What do Product Marketers do all day?
It’s a good question, with no standard answers. I won’t try to make a universal definition of what all Product Marketers do, but here’s a good analogy to start:
Product Managers are often referred to as “the CEO of the Product”. Some people disagree with this, but it is nonetheless, a common expression (originally coined by Ben Horowitz in Good Product Manager, Bad Product Manager).
If you want to extend the analogy further, you can think of Product Marketing Managers as “the CMO of the Product”.
I prefer the term “mini-CMO of the Product” because it implies that while you have “CMO-ish duties”… you are not, in fact, the CMO.
The role of Product Marketing does vary between business models, industries, and products. However most agree that Product Marketing is perhaps the most cross-functional role within an organization. They sit at the nexus between product, marketing, sales, design, customer success, strategy, legal, finance. Sometimes engineering, too.
Day-to-day PMM responsibilities generally fell into the following buckets:
- Customer Expert: Analyzing feedback from customers, developing a deep understanding of competitive landscape, speaking at events, a PMM should be seen as the product evangelist and customer advocate.
- Pre-sale Enabler: Focus on enabling the sales team to close more deals. This could include creating pitch decks, supporting RFP responses, drafting proposals, developing sales collateral, etc.
- Post-sale Educator: Deep product expertise is essential here. Focus on empowering customers to get maximum benefit from the product. This can require a lot of collaboration with the Customer Success, Customer Marketing, and Renewals team. This can manifest in the form of customer webinars, trainings, case studies, “feature spotlight” emails, etc.
Bringing a Product to Market
One common thread is that PMMs often spend a lot of time collaborating with different groups to bring new products to market. Some aspects of this process are led by the PMM, but others are driven by Product or Sales teams (more on that later). Specifically, PMMs build out the strategy and tactics of go-to-market plans. Let’s talk about this!
Note that my view is through the lens of technology-focused B2B and B2C companies. There is a lot that goes into launching new products.
Here are 5 Phases to consider:
Generally speaking, the Product Team leads Phase 2, Product Strategy, (makes sense, right?) and the Product Marketing Team leads Phase 3, GTM.
Here are the primary *owners of each phase:
*This is a generalization. Primary owners varies widely based on the company and the strengths of the people on the team. More on this later.
Elements of a Product Launch
Each Phase of launch prep has many components:
(And, yes. The color scheme below is inspired by Airbnb’s new color palette.)
Division of Launch Responsibilities
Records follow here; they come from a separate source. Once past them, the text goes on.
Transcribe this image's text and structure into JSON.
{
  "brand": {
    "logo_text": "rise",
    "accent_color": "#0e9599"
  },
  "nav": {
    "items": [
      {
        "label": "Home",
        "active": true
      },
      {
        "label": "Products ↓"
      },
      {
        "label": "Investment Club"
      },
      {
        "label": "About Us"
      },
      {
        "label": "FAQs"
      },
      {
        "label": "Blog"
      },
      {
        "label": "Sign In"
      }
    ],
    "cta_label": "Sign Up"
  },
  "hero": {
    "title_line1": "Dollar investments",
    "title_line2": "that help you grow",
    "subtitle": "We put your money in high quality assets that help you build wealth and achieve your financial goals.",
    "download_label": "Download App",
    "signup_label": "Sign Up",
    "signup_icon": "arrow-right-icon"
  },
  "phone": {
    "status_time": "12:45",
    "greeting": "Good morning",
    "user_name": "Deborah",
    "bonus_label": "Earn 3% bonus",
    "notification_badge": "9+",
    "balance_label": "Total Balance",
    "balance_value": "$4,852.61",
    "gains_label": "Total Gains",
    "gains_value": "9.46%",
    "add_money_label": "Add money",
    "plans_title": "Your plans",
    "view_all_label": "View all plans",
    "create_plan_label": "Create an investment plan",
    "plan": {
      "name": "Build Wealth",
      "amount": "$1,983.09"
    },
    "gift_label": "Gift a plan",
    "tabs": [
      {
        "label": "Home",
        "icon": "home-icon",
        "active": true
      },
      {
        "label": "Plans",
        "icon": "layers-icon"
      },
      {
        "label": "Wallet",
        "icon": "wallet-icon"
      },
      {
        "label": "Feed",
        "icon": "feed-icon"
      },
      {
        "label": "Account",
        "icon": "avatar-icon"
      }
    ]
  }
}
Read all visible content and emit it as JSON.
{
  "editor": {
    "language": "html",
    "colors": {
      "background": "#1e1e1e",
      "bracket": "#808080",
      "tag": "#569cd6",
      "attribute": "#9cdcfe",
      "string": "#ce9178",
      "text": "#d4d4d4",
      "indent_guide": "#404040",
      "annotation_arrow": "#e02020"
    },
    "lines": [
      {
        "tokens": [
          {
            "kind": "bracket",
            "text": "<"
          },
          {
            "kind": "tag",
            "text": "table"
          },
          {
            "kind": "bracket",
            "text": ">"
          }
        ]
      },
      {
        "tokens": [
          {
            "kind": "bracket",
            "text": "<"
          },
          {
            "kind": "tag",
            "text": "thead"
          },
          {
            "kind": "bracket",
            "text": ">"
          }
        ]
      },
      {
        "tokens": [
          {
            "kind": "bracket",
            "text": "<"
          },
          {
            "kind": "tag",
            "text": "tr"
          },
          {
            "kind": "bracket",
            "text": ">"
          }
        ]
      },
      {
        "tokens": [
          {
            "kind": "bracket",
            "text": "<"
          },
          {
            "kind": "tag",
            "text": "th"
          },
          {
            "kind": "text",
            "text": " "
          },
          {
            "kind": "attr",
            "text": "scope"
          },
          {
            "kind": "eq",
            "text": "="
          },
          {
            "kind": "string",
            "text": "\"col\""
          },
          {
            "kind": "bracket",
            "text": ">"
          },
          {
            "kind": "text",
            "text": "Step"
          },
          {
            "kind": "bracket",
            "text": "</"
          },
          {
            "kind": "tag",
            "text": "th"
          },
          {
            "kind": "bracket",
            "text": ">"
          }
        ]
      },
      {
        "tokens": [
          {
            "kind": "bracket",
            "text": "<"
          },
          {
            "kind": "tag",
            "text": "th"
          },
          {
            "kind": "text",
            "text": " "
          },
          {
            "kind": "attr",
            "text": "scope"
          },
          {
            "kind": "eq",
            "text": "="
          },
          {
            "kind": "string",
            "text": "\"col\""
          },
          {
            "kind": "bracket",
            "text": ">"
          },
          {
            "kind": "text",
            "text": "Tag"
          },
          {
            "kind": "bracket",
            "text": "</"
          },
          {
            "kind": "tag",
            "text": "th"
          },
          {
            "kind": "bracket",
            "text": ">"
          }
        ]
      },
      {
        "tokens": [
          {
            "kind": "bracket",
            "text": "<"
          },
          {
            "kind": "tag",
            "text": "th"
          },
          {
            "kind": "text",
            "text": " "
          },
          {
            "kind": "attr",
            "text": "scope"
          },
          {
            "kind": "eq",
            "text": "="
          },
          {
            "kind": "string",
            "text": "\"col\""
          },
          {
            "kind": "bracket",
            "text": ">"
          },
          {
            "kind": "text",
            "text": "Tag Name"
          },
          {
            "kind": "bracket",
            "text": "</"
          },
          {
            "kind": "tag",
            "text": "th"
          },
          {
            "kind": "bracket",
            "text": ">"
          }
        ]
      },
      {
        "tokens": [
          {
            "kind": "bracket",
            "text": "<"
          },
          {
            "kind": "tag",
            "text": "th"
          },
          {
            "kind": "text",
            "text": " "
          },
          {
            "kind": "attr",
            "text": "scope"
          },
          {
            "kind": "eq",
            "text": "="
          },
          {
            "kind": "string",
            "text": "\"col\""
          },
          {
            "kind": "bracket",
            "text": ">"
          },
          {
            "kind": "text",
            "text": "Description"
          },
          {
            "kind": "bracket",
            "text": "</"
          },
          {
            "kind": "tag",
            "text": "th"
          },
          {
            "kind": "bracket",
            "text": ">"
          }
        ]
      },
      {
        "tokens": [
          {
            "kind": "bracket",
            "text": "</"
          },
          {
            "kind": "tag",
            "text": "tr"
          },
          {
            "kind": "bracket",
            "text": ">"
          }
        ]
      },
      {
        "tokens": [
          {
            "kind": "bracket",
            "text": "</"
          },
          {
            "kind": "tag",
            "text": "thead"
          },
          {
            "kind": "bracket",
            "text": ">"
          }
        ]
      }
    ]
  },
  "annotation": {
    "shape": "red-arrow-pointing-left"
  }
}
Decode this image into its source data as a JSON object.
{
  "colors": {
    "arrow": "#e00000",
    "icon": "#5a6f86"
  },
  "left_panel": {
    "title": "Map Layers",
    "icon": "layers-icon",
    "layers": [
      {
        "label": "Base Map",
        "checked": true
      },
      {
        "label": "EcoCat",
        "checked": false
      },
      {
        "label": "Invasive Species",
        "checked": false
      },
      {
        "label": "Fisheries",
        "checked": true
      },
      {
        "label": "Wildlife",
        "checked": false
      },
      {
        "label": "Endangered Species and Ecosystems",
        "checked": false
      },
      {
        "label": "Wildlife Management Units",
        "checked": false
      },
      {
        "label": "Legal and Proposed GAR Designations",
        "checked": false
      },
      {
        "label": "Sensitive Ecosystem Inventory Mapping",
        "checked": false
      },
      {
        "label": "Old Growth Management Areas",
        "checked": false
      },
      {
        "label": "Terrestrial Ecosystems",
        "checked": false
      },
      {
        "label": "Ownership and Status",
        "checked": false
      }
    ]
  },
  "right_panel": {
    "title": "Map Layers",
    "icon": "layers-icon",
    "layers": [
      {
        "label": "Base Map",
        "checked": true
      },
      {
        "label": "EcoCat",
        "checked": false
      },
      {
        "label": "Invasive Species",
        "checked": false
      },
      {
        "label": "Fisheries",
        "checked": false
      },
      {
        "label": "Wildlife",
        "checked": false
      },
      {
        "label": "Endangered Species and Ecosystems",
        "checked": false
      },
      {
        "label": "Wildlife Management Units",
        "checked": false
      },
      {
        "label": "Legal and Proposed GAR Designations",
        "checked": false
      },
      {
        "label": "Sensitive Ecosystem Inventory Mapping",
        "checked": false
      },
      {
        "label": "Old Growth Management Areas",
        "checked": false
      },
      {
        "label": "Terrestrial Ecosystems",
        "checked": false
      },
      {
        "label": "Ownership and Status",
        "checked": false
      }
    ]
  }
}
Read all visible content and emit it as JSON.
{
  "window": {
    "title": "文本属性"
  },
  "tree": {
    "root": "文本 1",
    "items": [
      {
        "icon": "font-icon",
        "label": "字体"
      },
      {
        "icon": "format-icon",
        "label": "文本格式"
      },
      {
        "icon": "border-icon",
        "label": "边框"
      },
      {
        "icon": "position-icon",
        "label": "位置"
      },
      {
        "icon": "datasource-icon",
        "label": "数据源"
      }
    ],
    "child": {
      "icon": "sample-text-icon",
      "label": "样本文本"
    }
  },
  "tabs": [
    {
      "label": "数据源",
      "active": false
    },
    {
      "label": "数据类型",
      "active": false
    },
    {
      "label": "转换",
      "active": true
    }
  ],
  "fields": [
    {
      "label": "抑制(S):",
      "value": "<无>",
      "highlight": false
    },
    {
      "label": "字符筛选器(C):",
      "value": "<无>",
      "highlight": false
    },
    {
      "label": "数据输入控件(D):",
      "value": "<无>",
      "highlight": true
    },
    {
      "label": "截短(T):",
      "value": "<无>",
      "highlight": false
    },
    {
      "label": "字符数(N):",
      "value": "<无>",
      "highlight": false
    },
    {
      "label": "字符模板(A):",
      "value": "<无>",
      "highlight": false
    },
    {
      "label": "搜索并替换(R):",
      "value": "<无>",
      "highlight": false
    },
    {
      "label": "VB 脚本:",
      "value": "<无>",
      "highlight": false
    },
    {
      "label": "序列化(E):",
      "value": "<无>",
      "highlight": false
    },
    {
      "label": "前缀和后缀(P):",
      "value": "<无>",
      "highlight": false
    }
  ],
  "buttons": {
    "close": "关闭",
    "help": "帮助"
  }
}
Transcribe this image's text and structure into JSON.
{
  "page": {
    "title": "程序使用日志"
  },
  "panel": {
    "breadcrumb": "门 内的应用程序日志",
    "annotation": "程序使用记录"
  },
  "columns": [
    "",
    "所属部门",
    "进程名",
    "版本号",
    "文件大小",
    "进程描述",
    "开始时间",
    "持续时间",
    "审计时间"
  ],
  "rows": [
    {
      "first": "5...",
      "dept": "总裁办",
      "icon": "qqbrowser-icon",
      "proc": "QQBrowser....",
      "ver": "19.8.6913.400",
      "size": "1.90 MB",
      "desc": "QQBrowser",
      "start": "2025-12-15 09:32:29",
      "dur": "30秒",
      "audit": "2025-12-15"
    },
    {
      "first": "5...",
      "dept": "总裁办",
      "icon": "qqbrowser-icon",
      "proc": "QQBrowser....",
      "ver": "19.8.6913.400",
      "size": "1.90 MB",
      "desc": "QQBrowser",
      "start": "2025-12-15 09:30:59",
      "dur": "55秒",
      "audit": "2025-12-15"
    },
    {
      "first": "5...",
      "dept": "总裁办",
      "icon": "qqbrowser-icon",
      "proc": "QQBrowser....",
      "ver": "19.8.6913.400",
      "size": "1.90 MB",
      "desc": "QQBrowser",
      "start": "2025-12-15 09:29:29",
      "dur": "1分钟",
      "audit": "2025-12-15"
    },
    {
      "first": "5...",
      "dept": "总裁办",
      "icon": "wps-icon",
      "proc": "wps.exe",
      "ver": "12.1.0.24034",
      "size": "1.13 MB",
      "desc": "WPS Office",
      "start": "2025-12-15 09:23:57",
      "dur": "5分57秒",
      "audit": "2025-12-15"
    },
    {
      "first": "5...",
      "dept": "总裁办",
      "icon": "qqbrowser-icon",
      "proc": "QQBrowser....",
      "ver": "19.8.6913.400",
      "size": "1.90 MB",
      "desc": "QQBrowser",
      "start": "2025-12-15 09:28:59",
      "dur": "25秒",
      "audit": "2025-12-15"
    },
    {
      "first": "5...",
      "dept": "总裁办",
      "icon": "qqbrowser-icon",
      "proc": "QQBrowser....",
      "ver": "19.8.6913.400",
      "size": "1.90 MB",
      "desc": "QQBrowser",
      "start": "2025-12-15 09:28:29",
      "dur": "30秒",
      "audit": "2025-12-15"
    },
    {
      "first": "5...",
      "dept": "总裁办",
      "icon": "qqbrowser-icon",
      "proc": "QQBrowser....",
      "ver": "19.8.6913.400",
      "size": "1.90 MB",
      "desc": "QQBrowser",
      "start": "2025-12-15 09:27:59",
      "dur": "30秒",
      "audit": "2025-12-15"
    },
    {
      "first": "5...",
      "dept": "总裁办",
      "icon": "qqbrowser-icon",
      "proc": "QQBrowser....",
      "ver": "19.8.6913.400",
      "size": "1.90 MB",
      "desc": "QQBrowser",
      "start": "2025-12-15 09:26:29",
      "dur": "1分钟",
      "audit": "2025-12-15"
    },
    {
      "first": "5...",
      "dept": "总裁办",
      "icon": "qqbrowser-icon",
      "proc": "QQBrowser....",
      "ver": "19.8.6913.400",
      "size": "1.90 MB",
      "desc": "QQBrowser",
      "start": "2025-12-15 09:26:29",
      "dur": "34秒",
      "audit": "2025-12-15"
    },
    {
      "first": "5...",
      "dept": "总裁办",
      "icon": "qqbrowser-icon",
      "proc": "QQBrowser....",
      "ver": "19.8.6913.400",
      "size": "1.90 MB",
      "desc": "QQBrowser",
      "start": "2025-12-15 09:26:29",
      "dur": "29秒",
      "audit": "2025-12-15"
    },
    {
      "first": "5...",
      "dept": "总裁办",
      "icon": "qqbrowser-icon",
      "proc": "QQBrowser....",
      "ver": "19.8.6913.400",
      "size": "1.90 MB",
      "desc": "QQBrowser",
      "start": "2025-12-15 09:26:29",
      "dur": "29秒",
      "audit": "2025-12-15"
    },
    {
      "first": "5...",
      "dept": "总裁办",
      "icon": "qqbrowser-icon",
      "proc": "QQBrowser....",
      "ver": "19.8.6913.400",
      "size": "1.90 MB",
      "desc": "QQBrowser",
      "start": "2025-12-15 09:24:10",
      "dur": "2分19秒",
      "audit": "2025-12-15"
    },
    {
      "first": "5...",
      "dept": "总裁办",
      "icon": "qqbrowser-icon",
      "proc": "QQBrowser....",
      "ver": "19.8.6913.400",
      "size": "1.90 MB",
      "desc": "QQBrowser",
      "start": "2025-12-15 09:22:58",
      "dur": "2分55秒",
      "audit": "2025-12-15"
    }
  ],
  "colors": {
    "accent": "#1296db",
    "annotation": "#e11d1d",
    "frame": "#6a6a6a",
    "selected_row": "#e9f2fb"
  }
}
The division of product launch responsibilities can change from org to org, and there is constant overlap and collaboration. I’ve worked with fabulous PMs that like to manage the beta-testing and report back to the PMMs. Sometimes PMs prefer to handle internal communications (to employees), while the PMM manages external communications (customers, media, prospects, etc).
Frankly, there is a lot to be done, and it takes a village of product-minded people to make a successful launch happen.
Qualities of a Superb PMM
Product Marketers tend to be strong marketing athletes with a penchant for creativity and empathy in their blood. Really good PMMs (Product Marketing Managers) grow to understand how to manage projects with ease, tell engaging stories, listen deeply, and communicate clearly.
Most importantly, great PMMs are experts on the buyer. They can clearly define user and buyer personas, deeply understand what makes the buyer tick, and how they prefer to be communicated with. Product Marketing is often (but not always) an early area of focus for budding marketing teams, when the product is first entering a market.
Go Forth And Do Great Product Marketing
Product Launches are a large part of the PMM role, but even when new products aren’t being launched, there is much to be done. Some of it is covered in the beginning of this piece. Another consideration is this: if you are proactively being a good “CMO of the product”, then you regularly revisit each phase of the launch process, post-launch. It’s important to go back to the original strategy, take what you’ve learned, and update the plan as necessary.
Voltaire (or was it Spiderman’s Uncle?) once said:
With great power comes great responsibility.
Do we think that applies here? I think YES, within this scope. ;)
Let me end with this — Product Marketing is a pretty badass place to be, in the best and worst sense of the word. It’s high pressure, creatively demanding, and there aren’t always right or wrong answers. But, you have the incredible potential to shape the future of a product — from the public perception, to the story sales tells, to the revenue it generates. You get to work with some of the best and brightest people across the organization.
I hope all the PMMs out there see their role as one of opportunity, collaboration, and creativity.
Thanks to the following folks for their feedback on this piece and generally fabulous professional inspiration: